"Your spear is the sun's treasure now, you one-eyed cunt."
Mad Sweeney's final middle finger to new gods… old gods… and Mad Sweeney. He died the warrior god-king he believed himself to be – and very well might have been.
● So what's the deal with Shadow this season? He's coming across a little too dim and naive for someone who's seen and experienced as much as he has. Is this actually leading to something or a misread on his character this season? This isn't a slight against Whittle, who's been doing some amazing work this season: this is more directed at the inconsistencies in how the character's been written. I'm hoping there's more to this, because even Mr. Nancy (Orlando Jones) mentions it in the promo for season finale "Moon Shadow" (check out the preview image and episode synopsis below).
● The moments between Laura and Mama-Ji (Sakina Jaffrey) were particularly effective, a strong back-n-forth between two great actresses that added layers to where Laura's road might be heading
● Yetide Badaki has been chewing up scenes left and right this season, and this episode was another fine example of what we were hoping for. If there was any doubt that Bilquis could be the one god left standing after the war between the gods ends, the way she was able to mold aspects of Christianity into a form of faith that would serve her – without no one the wiser – put those to rest. Be careful, Nancy and Ibis: that funeral home would be a whole lot friendlier if there wwre less gods and more worshippers.
American Gods Season 2, Episode 8 "Moon Shadow": In the aftermath of Sweeney's death, Wednesday has disappeared and Shadow is tormented; those that remain witness the power of New Media as she is unleashed; the nation is in a state of panic brought on by Mr. World.
We were forged in God's image, but the Gods are also made in ours — and in Season Two the battle moves inexorably toward crisis point as the destinies of gods and men collide.

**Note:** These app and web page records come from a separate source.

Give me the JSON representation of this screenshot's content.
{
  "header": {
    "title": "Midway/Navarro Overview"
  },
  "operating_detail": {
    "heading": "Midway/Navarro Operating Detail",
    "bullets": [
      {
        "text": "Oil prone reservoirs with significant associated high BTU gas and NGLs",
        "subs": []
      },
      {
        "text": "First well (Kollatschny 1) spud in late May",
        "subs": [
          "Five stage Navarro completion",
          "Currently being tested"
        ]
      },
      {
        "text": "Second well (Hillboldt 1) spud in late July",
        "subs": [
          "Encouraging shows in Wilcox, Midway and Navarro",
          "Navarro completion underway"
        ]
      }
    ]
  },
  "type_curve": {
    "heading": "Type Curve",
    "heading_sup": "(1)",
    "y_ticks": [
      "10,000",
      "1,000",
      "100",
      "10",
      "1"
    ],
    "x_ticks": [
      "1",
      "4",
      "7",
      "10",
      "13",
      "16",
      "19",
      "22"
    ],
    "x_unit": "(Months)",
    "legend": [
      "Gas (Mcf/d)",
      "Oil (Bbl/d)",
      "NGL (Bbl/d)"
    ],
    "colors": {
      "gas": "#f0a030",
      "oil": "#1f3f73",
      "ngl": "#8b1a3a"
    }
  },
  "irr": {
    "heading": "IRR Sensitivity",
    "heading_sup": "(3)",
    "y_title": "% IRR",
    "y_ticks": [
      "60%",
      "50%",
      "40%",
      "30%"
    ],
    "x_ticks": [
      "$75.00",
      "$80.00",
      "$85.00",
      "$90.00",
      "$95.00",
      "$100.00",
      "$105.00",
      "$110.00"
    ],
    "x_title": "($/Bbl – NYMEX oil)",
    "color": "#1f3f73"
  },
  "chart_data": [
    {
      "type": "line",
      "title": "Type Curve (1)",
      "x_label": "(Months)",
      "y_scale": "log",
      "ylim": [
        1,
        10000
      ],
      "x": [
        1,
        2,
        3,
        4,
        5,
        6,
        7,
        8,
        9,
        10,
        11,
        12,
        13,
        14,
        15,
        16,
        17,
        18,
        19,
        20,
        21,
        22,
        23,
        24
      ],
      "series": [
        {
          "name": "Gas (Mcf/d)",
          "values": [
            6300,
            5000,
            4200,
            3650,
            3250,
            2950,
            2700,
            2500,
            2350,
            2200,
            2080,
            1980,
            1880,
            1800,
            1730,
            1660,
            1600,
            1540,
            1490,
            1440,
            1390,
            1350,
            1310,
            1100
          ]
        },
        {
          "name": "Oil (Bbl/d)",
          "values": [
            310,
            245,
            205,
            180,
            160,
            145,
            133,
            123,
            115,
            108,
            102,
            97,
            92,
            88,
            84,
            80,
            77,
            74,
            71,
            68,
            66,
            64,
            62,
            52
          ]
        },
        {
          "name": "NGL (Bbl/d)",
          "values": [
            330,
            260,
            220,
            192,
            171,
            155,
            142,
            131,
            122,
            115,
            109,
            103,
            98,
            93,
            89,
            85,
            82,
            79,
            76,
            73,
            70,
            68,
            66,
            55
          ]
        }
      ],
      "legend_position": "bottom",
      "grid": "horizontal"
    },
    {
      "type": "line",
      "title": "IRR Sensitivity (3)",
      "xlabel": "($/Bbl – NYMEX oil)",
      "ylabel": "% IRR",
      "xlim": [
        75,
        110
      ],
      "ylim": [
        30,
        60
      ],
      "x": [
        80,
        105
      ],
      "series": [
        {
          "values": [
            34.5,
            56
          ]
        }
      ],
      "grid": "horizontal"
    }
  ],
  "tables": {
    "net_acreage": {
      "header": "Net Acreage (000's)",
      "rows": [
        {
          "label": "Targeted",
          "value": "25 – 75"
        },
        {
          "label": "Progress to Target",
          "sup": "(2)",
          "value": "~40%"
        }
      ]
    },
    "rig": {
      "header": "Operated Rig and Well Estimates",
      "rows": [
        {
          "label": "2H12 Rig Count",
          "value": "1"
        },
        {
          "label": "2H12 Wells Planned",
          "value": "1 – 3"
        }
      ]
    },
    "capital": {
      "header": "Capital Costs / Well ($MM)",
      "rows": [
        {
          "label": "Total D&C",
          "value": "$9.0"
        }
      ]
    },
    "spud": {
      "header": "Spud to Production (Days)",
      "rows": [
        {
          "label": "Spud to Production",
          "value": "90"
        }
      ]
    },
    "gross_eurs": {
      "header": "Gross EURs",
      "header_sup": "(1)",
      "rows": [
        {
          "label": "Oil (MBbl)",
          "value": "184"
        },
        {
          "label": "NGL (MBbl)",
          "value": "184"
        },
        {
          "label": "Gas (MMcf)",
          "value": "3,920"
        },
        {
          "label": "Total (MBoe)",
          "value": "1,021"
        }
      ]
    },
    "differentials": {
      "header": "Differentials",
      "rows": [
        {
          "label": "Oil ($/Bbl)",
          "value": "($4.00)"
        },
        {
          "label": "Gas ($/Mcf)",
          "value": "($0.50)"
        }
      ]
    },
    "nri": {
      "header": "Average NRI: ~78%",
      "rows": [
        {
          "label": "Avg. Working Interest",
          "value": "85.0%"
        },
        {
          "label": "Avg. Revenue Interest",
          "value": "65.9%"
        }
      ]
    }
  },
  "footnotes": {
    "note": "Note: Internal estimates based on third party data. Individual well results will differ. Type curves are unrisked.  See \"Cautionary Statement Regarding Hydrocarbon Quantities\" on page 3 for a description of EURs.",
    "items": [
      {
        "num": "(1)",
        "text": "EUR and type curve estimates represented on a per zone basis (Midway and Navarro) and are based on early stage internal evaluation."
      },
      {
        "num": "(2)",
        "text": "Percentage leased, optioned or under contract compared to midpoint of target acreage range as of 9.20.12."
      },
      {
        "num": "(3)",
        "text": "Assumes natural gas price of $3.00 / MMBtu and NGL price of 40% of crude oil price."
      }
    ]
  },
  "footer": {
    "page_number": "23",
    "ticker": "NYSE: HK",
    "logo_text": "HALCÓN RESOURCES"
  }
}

While Mr. World plots revenge for the attack against him in Season One, Shadow throws in his lot with Wednesday's attempt to convince the Old Gods of the case for full-out war, with Laura and Mad Sweeney in tow.
A council at the House on the Rock explodes into chaos, sending deities both Old and New on quests across America that will converge on Cairo, Illinois: forcing Shadow to carve out a place as a believer in this strange new world of living gods — a dark world where change demands commitment, and faith requires terrible sacrifice.
American Gods stars Ricky Whittle, Ian McShane, Emily Browning, Pablo Schreiber, Crispin Glover, Yetide Badaki, Bruce Langley, Mousa Kraish, Omid Abtahi, Demore Barnes, Peter Stormare, Sakina Jaffrey, Dean Winters, Devery Jacobs, Kahyun Kim, Derek Theler, Laura Bell Bundy, and Christian Lloyd.
American Gods season 2 airs on STARZ on Sundays at 8 p.m. ET/PT.